Breanne Harris is a 22-year-old student at UC Davis and has lived with Type 1 diabetes since she was four. In those with Type 1 (sometimes called “juvenile”) diabetes, the pancreas doesn’t produce insulin, a hormone that regulates the conversion of glucose (blood sugar) into energy. Instead, the diabetic needs to obtain this vital substance from injections or an insulin pump. Type 1 diabetics walk a perilous tightrope as they juggle food and insulin, aiming for blood sugar readings of between 80 and 150, measured with a tiny, handheld glucose meter.
Many factors influence blood glucose levels. Too much—or not enough—insulin, food or exercise, as well as stress or illness, can easily upset the balance. Sometimes, in spite of the most diligent management, blood sugar runs dangerously high or low for no apparent reason, and this can have serious health consequences. Blood sugar that runs high over an extended period of time can damage vision, organs and limbs, so the diabetic tries to keep blood glucose as close to the “normal” range as possible. But vigilance can inadvertently lead to episodes of hypoglycemia, or “lows,” that result in unconsciousness, seizure, coma and even death; the lower the individual’s blood sugar goes, the less able he or she is to take the steps needed to raise it to a safe level.
Here’s where the hypoglycemia-detecting service dog can make a life-or-death difference. Dogs4Diabetics (D4D), a nonprofit organization based in Concord, Calif., is pioneering cutting-edge work with service dogs trained to alert their people or handlers to impending hypoglycemia. D4D founder Mark Ruefenacht first made the connection between dogs and diabetes eight years ago while training a puppy for Guide Dogs for the Blind.
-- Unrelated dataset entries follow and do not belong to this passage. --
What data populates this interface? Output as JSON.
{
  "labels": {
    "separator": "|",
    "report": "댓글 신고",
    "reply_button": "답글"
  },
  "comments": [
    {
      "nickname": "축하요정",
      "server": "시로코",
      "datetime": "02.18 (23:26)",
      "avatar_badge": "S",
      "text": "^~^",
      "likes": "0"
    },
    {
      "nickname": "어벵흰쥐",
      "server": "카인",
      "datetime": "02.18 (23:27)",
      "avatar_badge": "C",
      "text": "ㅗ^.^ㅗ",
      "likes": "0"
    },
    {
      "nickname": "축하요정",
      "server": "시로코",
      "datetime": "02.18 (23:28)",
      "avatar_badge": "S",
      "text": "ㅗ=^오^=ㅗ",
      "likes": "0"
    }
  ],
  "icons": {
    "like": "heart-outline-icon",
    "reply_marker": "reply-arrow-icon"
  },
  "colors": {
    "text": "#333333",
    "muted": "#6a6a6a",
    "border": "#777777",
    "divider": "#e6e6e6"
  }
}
One night, the puppy’s urgent whining awoke him. Mark, a diabetic, recognized the signs that his blood sugar was dropping rapidly. He also realized that the puppy had somehow detected the impending low. Trained in forensic metrology (the science of measurement), Mark began to explore the possibility of teaching dogs to detect low blood sugar. “We spent the next five years doing a lot of research to figure out how we could start a program,” he explains. “No medical instrument in the world can do what the dogs are doing with their noses.”
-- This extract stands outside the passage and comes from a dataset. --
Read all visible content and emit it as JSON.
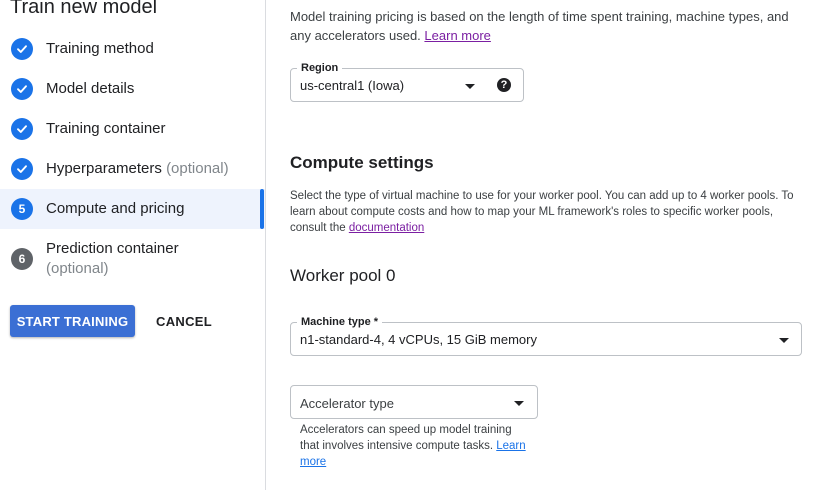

D4D dogs are generally career-change dogs from Guide Dogs for the Blind in nearby San Rafael, Calif. The dogs are highly trained by the time they arrive at D4D, and the intensive, specialized instruction they then receive, similar to the training for drug-detecting dogs, is customized to each dog’s learning strength. Without going into specific protocols, trainer Blancette Reynolds describes the “fluidity” that is essential to successful training: “Anything you do with any living creature is fluid, a work in progress. Sometimes I will modify my particular response to reinforce a particular behavior. And the criterion for each dog is a little different; for example, the bar is lower for a new dog.” The dogs’ training is so specific and comprehensive that they learn to expect a reward only after their handler or person has pulled out the glucose meter, tested his or her blood sugar, and gotten something to eat or drink. Only then do they receive that rewarding bit of kibble.
D4D dogs are trained to alert their handler when they detect a scent on the breath or in the sweat of someone whose blood glucose is dropping rapidly. The dogs can detect the scent from anyone nearby who might be “going low,” although they are trained to only alert their handler. The dogs graduate from the program when they can detect the scent with a 95 percent accuracy rate from across a room. Each dog alerts his handler with unique body language. After picking up the scent by snuffling loudly and inhaling as many telltale molecules as possible, Destiny alerts Harris by placing her paws on Harris’s lap or chest.